American Goldfinch, Buffalo Bayou, Houston

Four Walls, a Sharpie, and Thou

"Casting about for a trace of something honest,
something true we hesitate to reject anything,
accustomed as we are to blessings in disguise."
Your best day, or your worst, winding up a poorly rendered smudge on a busy wall.

I spend half my time erecting, and half scaling, the walls of my own skull. I am the scheming busybody who thinks he likes to think. Well, who doesn’t. The walls in here are covered with layers of rubbish. Decades of bumper-sticker wisdom, political slogans, crude drawings of primitive men searching for mates or battling predators or drug addiction, and poorly conceived positions argued passionately. Impulsive declarations by the vandals of my own spastic grabs and blames. Much of it is painted over, or scrubbed away, the hard lessons learned thus lost to the tar pits of a faulty memory. How long have I been wandering in circles? How can four connected walls seem such a maze?

Acceptance of all these rogue mentalities is something akin to Manhattan art brokers giving nod to spray-can vandals. Casting about for a trace of something honest, something true, we hesitate to reject anything, accustomed as we are to blessings in disguise. There’s something to be gained by this kind of analysis, we suppose. But when it comes to actual reality, analysis falls mute. It is here that we get like we give, where the mathematics of division meets the impossibility of zero. Something real, experiential. Of course, I had slept through it.


It had been a long, convoluted dream, though one detour in particular had been enthralling. The longest, tenderest embrace I’d ever experienced in or out of dreams, with a newly beloved appearing as a stand-in for the entire encyclopedia of love. As if deposited into my arms by the loftiest ideal, she plunged us both down that well of affection where so many have gone to gladly drown.

A long, long embrace that had bridged the gap from dream-time to now. It’s a shaky ground, this memory received as if by telegraph from a dream, fading already, like the dilapidated shack that is the destiny of all homesteads. I kick off the sheets and stare at the ceiling. The qualities of dream-time are doing costume changes for the memories, slipping into something more comfortable, though less familiar.

However will I accept the peace, should it ever come? I’ve too many engagements. I’m too habituated to distraction. Everything seems to promise closure, but all movements ever do is incite motion.


Image by Bernhard Renner from Pixabay

My Little Pine Workbench

After many drawings and design revisions, and much sawing and clamping and gluing, my little table project has finally come together. Construction is all dowel pin and glue except for the drawer, which is screwed together and installed with drawer glides. It’s full of wart, blemish with a couple slightly off joins, but is quit heavy and solid. Most cuts were made by hand. I was aiming for a boxy, utilitarian look, but with some grace to the lines and proportions. Neo-shaker? I had to taper those 2×4 legs, that was just too boxy.

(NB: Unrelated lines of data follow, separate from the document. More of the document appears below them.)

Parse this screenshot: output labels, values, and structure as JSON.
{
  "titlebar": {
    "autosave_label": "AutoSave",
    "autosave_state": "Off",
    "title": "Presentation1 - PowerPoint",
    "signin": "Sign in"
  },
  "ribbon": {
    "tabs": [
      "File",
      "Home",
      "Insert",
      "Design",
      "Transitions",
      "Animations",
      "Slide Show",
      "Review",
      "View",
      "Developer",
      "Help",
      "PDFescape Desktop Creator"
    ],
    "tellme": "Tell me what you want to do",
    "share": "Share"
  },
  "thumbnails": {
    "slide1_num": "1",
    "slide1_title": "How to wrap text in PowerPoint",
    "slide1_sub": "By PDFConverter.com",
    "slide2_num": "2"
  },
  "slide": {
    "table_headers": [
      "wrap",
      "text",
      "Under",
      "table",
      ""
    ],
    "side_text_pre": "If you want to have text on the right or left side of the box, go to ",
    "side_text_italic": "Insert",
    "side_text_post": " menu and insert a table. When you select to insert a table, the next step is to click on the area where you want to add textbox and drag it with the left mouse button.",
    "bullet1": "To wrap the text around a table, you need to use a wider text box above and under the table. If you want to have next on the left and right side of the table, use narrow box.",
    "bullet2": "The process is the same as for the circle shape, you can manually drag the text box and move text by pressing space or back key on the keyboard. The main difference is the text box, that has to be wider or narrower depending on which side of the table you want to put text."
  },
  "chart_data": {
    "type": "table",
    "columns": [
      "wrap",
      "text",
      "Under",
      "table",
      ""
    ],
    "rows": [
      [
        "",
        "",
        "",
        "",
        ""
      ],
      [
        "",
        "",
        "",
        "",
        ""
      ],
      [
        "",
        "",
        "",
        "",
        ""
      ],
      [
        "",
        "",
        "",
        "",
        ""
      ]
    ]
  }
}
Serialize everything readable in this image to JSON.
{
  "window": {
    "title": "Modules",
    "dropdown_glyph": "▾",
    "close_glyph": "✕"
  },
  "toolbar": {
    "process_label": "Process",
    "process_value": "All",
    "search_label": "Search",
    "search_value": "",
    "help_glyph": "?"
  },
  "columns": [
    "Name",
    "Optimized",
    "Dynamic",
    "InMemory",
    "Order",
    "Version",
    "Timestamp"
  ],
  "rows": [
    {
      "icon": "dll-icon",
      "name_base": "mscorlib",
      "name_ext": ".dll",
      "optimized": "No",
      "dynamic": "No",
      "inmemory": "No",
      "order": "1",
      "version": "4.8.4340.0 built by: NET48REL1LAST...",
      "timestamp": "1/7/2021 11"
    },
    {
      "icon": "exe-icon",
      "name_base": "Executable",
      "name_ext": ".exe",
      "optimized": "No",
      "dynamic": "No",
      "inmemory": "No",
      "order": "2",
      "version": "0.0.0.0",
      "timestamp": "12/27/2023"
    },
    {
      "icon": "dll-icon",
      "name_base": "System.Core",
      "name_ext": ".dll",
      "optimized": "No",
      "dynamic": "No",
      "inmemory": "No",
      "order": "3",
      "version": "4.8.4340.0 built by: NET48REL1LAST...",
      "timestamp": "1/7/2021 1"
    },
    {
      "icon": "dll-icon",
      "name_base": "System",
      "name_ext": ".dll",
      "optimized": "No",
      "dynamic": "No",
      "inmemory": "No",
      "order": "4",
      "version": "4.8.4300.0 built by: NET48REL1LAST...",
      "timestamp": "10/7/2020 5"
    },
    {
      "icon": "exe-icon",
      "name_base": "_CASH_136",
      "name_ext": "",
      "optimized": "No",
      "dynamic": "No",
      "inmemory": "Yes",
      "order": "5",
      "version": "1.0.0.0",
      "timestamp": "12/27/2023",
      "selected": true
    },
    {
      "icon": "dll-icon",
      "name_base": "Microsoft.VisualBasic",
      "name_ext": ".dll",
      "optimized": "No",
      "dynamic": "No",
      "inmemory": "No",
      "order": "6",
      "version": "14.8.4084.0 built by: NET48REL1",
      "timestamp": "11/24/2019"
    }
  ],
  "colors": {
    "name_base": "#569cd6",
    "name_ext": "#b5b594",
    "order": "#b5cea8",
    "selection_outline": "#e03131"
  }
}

If you’re in the Houston, TX area, this one’s for sale.